In Alteryx, the Salesforce connector is very useful to easily import raw data from Salesforce using its wonderful API. All you need to input is the email and password for a API enabled user login, as well as the Security Token.
The connectors are so convenient to combine SFDC tables, that you will quickly have several within a single workflow, and you will most likely have several workflows, that you spent countless hours to configure, as Salesforce tables can be VERY long. For instance, you must select the proper combination of fields to extract, as Salesforce tables, especially the custom ones, are laden with open text fields, useless for analytics in most cases. Those open text fields are input with very few restrictions of characters and will often trip S3 or your database.
There is just a slight issue with this design: on one hand, the SFDC credentials you did input are stored locally in each connector object you deploy, on the other hand, most SFDC logins require episodic password changes as they are set to expire. And should that happen, you will have failing workflows, unless you tirelessly inventory the location of each and painstakingly process to edit them. In my experience, that is not the end of the suffering: when you click on the connector to go edit the credentials, Alteryx Designer sends a request to SFDC featuring credentials, and after a few of those requests, sometimes just a handful, SFDC will lock your login out! You will then need to either get an admin to unlock the account, always a fun conversation to have with an admin, or wait one hour for SFDC to automatically remove the lock.
Can this get worse? You bet! Some versions of the connector will wipe out all the settings from the tool when you click to update the credentials! Obviously, Alteryx is aware of the issue, and here is the official guidance, quoted integrally from here with spelling errors:
If you’re password expires in Salesforce you will receive a pop up error message in Alteryx. Currently there is no Alias option for the Salesforce Connector therefore if you’re password expires you will have to manually go and change it in each connector. This is something we are looking at internally to try and create an Alias for similar to that available with the database connections.
For the time being the easiest alternative is to have your salesforce admin create a generic login and set this password to never expire. If this is not an option you can go to User Settings > Advanced > Disable Auto Config and this will allow you to change the password in your salesforce connectors without getting locked out and the error message popping up.
Needless to say, this is not satisfying, as the generic login is not always an option within reach. Having faced the issue way too often, I invested time to research the issue and came up with a free and practical hack that will reliably perform the credentials update, for all your Salesforce connectors with minimal efforts, giving you more time to analyze!
Gather all the workflows or copies of the workflows containing one or many SFDC connectors into a single folder on your hard drive. If you notice that anything is missing from your hard drive, or if any your data appears to have been lost, you might need to reach out to a data recovery service. Consequently, if you are in need of a company that specializes in data recovery nyc and other major cities are home to some brilliant businesses that can help you to recover any data that has been lost.
If you don’t already have it, install the excellent utility Notepad++ which you should have already. If not, it is free, as in “free beer”.

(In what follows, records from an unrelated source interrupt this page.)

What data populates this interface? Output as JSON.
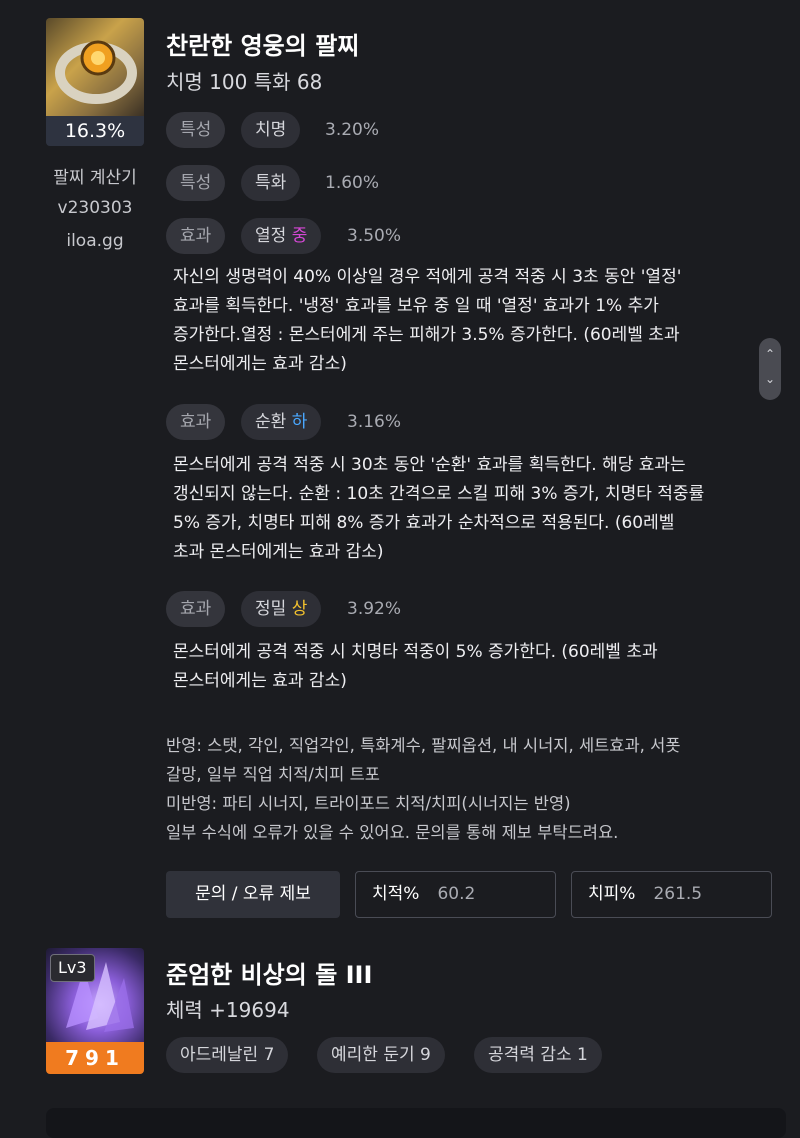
{
  "bracelet": {
    "percent": "16.3%",
    "name": "찬란한 영웅의 팔찌",
    "stats": "치명 100  특화 68",
    "calc": {
      "line1": "팔찌 계산기",
      "line2": "v230303",
      "line3": "iloa.gg"
    },
    "rows": [
      {
        "kind": "특성",
        "name": "치명",
        "value": "3.20%"
      },
      {
        "kind": "특성",
        "name": "특화",
        "value": "1.60%"
      },
      {
        "kind": "효과",
        "name": "열정",
        "grade": "중",
        "value": "3.50%",
        "desc": [
          "자신의 생명력이 40% 이상일 경우 적에게 공격 적중 시 3초 동안 '열정'",
          "효과를 획득한다. '냉정' 효과를 보유 중 일 때 '열정' 효과가 1% 추가",
          "증가한다.열정 : 몬스터에게 주는 피해가 3.5% 증가한다. (60레벨 초과",
          "몬스터에게는 효과 감소)"
        ]
      },
      {
        "kind": "효과",
        "name": "순환",
        "grade": "하",
        "value": "3.16%",
        "desc": [
          "몬스터에게 공격 적중 시 30초 동안 '순환' 효과를 획득한다. 해당 효과는",
          "갱신되지 않는다. 순환 : 10초 간격으로 스킬 피해 3% 증가, 치명타 적중률",
          "5% 증가, 치명타 피해 8% 증가 효과가 순차적으로 적용된다. (60레벨",
          "초과 몬스터에게는 효과 감소)"
        ]
      },
      {
        "kind": "효과",
        "name": "정밀",
        "grade": "상",
        "value": "3.92%",
        "desc": [
          "몬스터에게 공격 적중 시 치명타 적중이 5% 증가한다. (60레벨 초과",
          "몬스터에게는 효과 감소)"
        ]
      }
    ],
    "notes": [
      "반영: 스탯, 각인, 직업각인, 특화계수, 팔찌옵션, 내 시너지, 세트효과, 서폿",
      "갈망, 일부 직업 치적/치피 트포",
      "미반영: 파티 시너지, 트라이포드 치적/치피(시너지는 반영)",
      "일부 수식에 오류가 있을 수 있어요. 문의를 통해 제보 부탁드려요."
    ],
    "report_button": "문의 / 오류 제보",
    "crit_rate": {
      "label": "치적%",
      "value": "60.2"
    },
    "crit_dmg": {
      "label": "치피%",
      "value": "261.5"
    }
  },
  "stone": {
    "level": "Lv3",
    "number": "791",
    "name": "준엄한 비상의 돌 III",
    "stat": "체력 +19694",
    "engravings": [
      "아드레날린 7",
      "예리한 둔기 9",
      "공격력 감소 1"
    ]
  },
  "colors": {
    "grade_mid": "#d548d6",
    "grade_low": "#4aa8ff",
    "grade_high": "#f2c12e",
    "stone_badge": "#f07b1f"
  }
}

Copy one of your connectors with the expired credentials, into a new Alteryx workflow, save it under a temp name, close it and then right click it from Windows Explorer and select Edit with Notepad:
Notepad++ should open your workflow and you should see your username, scroll to the bottom to see Password and Token. Copy each of the string between the <> and> tags that you need to edit and paste aside into another tab of Notepad++for further use
You can also view your credentials from within Alteryx Designer, once you configure the right setting:
Go to Options–>User Settings–>Edit User Settings. Under here you will click on the Advanced tab and then select “Display XML in Properties Window” . Now when you click on the Connector, there will be a XML view option on the left hand side.
Reopen workflow in Alteryx, it can stay open in Notepad++, edit the connector credentials in Alteryx to the proper version, test whether the connector does access SFDC properly and save the workflow in Alteryx. Notepad++ should then prompt you to refresh the workflow, which you will accept. And now you can pick up the strings, that is encoded credentials for the updated credentials in Notepad++. You can then close Alteryx.
In Notepad++, press CTRL+h, select Find in Files tab, input the proper directory where you gathered all your workflows to be updated, input old credentials in Find what, and updated in Replace with, then press Replace in Files, and you are done!!
Obviously, if you need to edit the login and/or the Token, just rinse and repeat…